The pain surprised her, she had thought it would hurt less this time. Looking down, a tear fell from her cheek and disappeared into the pool of warm blood. She knew she would have to find somewhere to wash. She knew she would have to find somewhere to hide. Already the sky was bright with the coming dawn. The hunters would be awake by now, eager to sniff out her trail. Like this one had. He should have stayed with them instead of charging into the night to look for her.
The hot-blooded fool. But who could blame him, he who had always loved her, he whose brother she had savaged, driven by a raging hunger that had relented only when the flow of blood finally ceased. Only then, her mouth still pressed to her husband’s neck, had she understood what she was, what she had become. The horror sent her screaming from the house into the woods, and she had run, and run, because the pain of running was as nothing to the pain of remembering, to the pain of knowing.
And of course they pursued her, a monster risen from the earth, a creature to be feared and destroyed, and who could blame them? She agreed with them. But still she ran, and wept as she ran, until the sun peeked its head above the horizon, the sun that judged her, and hated her, and burned her, unless she returned to the earth where she belonged, the cool, moist soil like a soothing, comforting blanket in which to sleep the sleep of the dead, for a few hours at least.
Down at the river she’d bathed, its deep flow seductive yet terrifying. She stayed on the bank, scooping up the water to clean her skin of blood, to wash away the mud, insects nesting in her filthy hair. The calm surface reflected the moon and stars, and the shadowy trees, beautiful, serene, but denied her existence, an unnatural thing in the natural world.

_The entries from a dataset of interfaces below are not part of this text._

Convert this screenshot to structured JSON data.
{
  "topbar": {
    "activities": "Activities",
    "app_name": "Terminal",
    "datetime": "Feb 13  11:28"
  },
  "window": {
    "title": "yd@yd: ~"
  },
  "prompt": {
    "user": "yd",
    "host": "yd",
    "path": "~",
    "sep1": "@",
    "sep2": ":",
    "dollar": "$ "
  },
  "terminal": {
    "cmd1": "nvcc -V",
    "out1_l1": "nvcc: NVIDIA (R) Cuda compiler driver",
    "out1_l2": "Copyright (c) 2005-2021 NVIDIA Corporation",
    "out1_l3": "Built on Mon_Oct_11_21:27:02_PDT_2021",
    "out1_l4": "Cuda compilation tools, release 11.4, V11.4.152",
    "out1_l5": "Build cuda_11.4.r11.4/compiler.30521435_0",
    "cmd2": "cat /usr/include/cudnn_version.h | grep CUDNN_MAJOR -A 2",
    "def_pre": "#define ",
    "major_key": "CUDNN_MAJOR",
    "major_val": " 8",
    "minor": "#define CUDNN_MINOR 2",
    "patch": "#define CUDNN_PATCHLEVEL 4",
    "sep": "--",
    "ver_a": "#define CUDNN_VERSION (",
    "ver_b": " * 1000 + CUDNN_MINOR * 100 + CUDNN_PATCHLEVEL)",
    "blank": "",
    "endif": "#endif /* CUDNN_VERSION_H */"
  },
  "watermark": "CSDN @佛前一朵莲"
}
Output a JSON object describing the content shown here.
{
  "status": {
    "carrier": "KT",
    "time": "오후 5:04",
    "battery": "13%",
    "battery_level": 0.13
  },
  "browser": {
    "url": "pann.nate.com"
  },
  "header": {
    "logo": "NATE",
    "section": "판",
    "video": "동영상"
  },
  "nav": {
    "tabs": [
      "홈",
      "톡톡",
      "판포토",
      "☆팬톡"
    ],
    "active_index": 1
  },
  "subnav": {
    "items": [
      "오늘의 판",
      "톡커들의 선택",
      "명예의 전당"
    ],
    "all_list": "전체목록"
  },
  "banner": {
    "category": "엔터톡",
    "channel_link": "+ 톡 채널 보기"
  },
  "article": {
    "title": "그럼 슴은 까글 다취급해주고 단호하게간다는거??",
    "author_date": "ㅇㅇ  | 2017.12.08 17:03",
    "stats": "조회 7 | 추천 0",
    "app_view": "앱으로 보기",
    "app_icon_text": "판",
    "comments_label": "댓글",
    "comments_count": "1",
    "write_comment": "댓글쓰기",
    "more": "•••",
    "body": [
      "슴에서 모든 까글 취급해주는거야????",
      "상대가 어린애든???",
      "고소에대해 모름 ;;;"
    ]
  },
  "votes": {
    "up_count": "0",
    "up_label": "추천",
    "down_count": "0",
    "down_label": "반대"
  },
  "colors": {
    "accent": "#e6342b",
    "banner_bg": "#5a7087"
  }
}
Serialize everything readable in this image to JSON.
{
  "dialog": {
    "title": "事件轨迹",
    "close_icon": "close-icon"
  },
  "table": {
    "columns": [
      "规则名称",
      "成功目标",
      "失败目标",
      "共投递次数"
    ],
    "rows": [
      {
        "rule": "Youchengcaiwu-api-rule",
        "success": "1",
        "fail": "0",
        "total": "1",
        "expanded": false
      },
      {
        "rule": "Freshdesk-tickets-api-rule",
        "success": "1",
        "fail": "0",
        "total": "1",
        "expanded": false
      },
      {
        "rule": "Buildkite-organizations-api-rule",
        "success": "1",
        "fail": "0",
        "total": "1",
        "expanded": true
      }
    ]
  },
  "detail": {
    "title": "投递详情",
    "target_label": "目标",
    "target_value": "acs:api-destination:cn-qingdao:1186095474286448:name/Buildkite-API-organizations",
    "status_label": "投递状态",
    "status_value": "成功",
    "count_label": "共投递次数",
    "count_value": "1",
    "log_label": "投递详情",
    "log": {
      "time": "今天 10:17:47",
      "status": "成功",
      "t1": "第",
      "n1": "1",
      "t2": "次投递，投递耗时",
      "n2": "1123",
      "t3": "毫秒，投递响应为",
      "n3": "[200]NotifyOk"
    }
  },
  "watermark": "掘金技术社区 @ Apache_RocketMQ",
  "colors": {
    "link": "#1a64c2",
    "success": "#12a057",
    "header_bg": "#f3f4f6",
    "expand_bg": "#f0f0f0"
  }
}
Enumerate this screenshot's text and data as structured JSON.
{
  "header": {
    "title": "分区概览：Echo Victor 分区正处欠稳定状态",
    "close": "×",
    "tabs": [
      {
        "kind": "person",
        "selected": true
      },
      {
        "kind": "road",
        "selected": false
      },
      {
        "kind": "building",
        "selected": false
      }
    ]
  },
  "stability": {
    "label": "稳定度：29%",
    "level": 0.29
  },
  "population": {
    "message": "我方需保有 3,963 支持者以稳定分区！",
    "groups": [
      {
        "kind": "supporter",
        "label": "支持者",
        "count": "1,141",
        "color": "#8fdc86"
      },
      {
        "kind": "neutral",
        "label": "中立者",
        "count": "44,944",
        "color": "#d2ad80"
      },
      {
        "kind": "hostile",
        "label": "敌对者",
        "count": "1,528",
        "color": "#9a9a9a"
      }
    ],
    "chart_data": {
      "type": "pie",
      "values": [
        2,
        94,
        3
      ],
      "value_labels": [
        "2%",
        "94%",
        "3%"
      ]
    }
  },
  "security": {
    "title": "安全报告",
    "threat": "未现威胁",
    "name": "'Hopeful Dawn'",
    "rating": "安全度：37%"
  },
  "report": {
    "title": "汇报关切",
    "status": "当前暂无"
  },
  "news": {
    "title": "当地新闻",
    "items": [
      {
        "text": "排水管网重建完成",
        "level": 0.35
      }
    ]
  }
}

Unnatural, but beautiful, like a pale goddess, naked in the moonlight. The fool had charged through the night in pursuit of her, his stealthy movements like a stampede to her newly sensitive ears. She had fled before him, could easily have escaped him, but had been caught in the fork of the river, unable, or unwilling, to cross. His eyes had shone with anger. His face had been etched with fear. His limbs had trembled with weariness. And then he had seen her, properly, the way perhaps he had always imagined her.
And he had wanted her. And she had wanted him. They had clashed in a violent, confused embrace, once again her hunger satisfied only when his blood infused her. The blood of her secret lover.
She screamed his name to the skies. She kissed his cooling lips. ‘There is nothing left of me now,’ she whispered to him. Her second kill. She had thought it would hurt less this time.